What is needed ->
Search the records for lines with the word "time" and copy each match.

Extracted entries ->
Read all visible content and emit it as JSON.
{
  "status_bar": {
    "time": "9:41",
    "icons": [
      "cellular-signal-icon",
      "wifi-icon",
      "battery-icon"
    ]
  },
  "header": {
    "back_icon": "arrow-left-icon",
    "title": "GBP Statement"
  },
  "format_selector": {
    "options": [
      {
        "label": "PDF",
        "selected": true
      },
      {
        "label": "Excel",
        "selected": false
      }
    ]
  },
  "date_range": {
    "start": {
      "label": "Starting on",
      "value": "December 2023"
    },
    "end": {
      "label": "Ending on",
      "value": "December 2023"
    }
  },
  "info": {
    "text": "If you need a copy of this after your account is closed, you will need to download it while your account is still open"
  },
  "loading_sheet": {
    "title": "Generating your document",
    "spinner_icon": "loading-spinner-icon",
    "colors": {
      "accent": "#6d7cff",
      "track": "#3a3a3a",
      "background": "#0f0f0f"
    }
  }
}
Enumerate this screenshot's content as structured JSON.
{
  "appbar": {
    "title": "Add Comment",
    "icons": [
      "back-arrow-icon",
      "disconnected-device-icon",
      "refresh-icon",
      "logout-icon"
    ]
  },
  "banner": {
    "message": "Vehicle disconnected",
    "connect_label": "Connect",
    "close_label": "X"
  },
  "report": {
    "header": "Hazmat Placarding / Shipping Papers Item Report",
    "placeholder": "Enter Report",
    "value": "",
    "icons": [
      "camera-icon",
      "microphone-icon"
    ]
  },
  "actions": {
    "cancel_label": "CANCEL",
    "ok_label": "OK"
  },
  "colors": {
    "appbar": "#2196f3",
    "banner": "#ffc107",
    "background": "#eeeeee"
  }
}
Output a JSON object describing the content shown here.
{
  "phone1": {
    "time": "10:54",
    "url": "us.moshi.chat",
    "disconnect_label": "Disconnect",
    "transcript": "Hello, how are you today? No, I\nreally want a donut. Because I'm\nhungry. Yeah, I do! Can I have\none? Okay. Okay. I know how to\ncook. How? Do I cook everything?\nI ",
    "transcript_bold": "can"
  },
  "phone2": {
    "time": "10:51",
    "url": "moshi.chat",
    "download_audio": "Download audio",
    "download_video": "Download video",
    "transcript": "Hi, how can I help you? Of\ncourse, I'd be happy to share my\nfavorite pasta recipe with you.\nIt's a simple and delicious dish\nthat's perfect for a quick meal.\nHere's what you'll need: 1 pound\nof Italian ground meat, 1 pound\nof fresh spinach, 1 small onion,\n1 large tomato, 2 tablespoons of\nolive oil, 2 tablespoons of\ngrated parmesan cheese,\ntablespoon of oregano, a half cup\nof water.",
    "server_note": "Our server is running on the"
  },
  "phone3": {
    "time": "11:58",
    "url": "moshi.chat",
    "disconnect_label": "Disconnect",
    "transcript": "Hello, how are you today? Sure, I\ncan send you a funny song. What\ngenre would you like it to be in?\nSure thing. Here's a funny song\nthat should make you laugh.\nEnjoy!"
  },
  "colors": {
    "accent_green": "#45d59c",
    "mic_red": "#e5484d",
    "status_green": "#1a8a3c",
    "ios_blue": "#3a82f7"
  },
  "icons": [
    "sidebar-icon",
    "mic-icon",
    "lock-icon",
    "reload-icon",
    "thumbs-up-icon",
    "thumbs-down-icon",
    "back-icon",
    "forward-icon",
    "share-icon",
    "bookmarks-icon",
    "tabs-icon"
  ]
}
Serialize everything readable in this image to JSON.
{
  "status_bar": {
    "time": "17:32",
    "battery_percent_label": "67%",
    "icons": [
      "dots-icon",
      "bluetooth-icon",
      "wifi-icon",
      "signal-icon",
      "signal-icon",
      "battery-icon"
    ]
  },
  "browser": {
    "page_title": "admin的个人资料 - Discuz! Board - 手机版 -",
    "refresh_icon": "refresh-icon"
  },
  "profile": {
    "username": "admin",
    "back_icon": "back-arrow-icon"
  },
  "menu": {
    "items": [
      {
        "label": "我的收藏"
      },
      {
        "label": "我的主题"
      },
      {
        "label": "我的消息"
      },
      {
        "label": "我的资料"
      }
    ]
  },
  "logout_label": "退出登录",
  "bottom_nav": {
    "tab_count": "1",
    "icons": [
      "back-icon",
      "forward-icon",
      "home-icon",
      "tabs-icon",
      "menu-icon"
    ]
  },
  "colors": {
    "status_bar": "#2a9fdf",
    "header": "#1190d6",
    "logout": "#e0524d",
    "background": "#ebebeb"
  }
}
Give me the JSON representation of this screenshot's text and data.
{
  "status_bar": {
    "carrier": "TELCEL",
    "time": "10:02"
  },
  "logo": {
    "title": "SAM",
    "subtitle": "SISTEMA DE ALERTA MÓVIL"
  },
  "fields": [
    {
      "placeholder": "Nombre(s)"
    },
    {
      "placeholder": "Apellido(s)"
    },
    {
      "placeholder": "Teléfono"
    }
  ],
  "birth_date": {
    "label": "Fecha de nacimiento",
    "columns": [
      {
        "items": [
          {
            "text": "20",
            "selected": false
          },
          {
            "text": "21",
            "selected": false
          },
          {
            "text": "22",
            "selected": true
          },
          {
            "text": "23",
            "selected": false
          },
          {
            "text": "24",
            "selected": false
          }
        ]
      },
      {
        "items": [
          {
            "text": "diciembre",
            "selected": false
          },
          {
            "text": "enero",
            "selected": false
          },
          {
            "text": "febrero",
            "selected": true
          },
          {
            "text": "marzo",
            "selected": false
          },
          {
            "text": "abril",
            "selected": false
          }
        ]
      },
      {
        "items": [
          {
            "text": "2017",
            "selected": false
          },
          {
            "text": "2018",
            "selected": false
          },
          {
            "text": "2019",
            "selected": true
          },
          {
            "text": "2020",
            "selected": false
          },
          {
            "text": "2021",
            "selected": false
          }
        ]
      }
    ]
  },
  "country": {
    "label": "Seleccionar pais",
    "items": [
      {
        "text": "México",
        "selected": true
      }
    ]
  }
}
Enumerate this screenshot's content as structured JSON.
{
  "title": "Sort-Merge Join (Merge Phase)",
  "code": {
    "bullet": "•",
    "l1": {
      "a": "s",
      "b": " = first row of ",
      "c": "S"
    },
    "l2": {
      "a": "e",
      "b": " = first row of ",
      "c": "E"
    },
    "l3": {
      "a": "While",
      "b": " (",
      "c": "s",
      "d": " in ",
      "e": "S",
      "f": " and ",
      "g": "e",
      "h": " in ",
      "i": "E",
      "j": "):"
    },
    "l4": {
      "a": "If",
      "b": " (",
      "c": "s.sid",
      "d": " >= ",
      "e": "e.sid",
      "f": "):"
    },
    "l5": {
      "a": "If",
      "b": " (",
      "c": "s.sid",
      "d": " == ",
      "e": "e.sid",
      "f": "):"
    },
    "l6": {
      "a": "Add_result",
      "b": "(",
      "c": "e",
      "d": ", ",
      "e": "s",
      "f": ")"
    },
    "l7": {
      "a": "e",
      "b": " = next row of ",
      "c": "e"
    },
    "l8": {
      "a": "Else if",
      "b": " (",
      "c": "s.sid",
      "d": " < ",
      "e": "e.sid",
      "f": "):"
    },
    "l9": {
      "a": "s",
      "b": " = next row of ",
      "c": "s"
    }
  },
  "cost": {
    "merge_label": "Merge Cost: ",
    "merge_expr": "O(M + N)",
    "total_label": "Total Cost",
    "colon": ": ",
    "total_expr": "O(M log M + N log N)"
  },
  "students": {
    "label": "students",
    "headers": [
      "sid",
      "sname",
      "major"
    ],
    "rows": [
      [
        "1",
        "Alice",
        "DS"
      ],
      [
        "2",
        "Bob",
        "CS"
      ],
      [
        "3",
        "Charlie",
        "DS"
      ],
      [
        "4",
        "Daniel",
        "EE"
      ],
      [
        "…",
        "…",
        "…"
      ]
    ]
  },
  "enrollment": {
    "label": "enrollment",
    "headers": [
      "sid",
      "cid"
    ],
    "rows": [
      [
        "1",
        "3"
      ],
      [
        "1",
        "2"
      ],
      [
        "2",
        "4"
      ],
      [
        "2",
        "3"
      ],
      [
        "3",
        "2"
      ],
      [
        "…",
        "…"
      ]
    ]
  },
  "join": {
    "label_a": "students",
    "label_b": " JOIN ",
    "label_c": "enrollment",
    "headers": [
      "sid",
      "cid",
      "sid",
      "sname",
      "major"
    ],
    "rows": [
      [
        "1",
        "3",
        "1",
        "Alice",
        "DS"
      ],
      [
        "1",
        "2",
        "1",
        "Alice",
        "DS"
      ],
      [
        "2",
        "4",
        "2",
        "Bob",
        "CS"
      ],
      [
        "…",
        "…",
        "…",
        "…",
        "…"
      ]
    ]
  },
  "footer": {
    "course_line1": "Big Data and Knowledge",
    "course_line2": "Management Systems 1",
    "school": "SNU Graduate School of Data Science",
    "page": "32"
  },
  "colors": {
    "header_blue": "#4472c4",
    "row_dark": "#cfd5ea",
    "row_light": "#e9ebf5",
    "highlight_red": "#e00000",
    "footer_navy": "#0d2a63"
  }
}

Result for this task ->
    "time": "9:41",
    "time": "10:54",
    "time": "10:51",
    "time": "11:58",
    "time": "17:32",
    "time": "10:02"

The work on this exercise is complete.